(LISTED ENTRIES Opens)

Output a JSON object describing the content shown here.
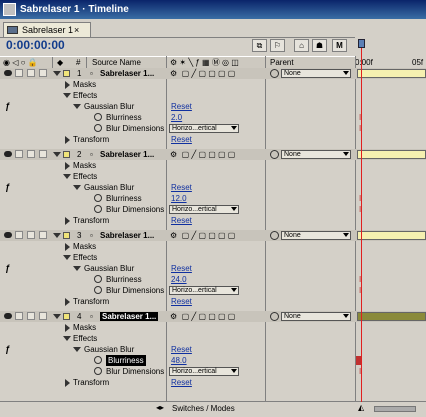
{
  "window": {
    "title": "Sabrelaser 1 · Timeline"
  },
  "tab": {
    "label": "Sabrelaser 1",
    "close": "×"
  },
  "timecode": "0:00:00:00",
  "ruler": {
    "start": "0:00f",
    "mark": "05f"
  },
  "header": {
    "num": "#",
    "source_name": "Source Name",
    "parent": "Parent"
  },
  "layers": [
    {
      "num": "1",
      "name": "Sabrelaser 1...",
      "parent": "None",
      "blurriness": "2.0",
      "blur_dimensions": "Horizo...ertical",
      "selected": false
    },
    {
      "num": "2",
      "name": "Sabrelaser 1...",
      "parent": "None",
      "blurriness": "12.0",
      "blur_dimensions": "Horizo...ertical",
      "selected": false
    },
    {
      "num": "3",
      "name": "Sabrelaser 1...",
      "parent": "None",
      "blurriness": "24.0",
      "blur_dimensions": "Horizo...ertical",
      "selected": false
    },
    {
      "num": "4",
      "name": "Sabrelaser 1...",
      "parent": "None",
      "blurriness": "48.0",
      "blur_dimensions": "Horizo...ertical",
      "selected": true
    }
  ],
  "labels": {
    "masks": "Masks",
    "effects": "Effects",
    "gaussian_blur": "Gaussian Blur",
    "blurriness": "Blurriness",
    "blur_dimensions": "Blur Dimensions",
    "transform": "Transform",
    "reset": "Reset"
  },
  "bottom": {
    "switches_modes": "Switches / Modes"
  },
  "colors": {
    "title_bar": "#0a246a",
    "timecode": "#123c8c",
    "cti": "#e02020",
    "layer_bar": "#f5f0b0",
    "selected_bar": "#8a8a3a"
  }
}
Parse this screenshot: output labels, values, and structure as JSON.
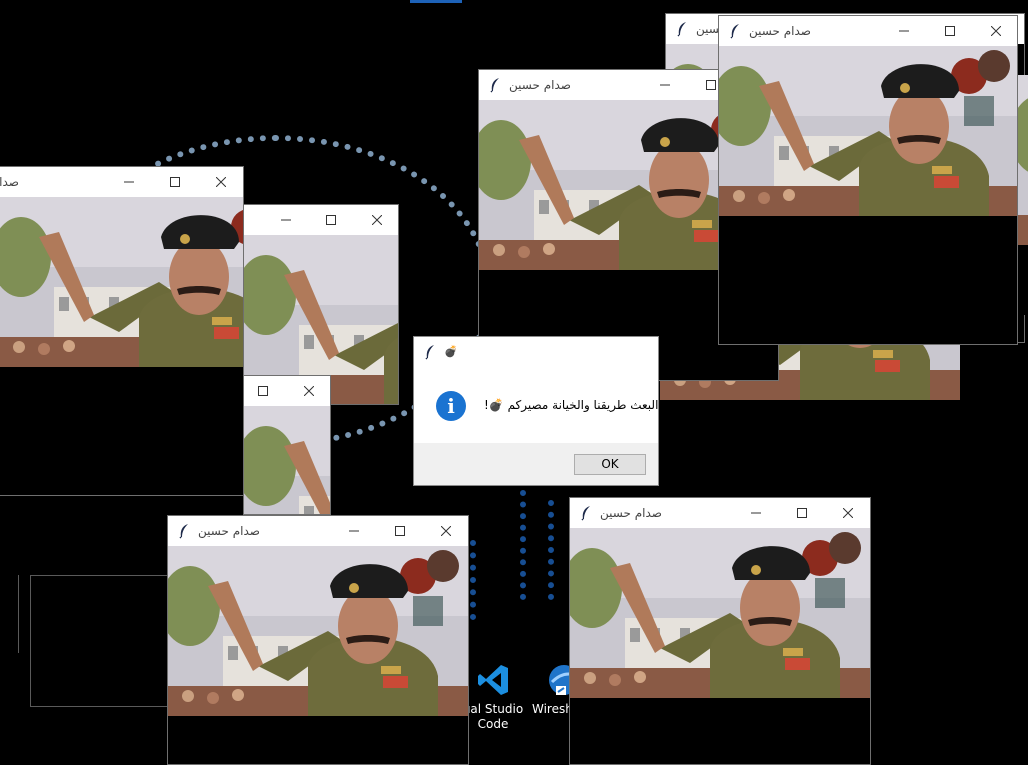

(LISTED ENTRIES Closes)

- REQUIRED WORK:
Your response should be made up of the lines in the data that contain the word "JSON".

- EXPECTED ANSWER:
Output a JSON object describing the content shown here.
Parse this screenshot: output labels, values, and structure as JSON.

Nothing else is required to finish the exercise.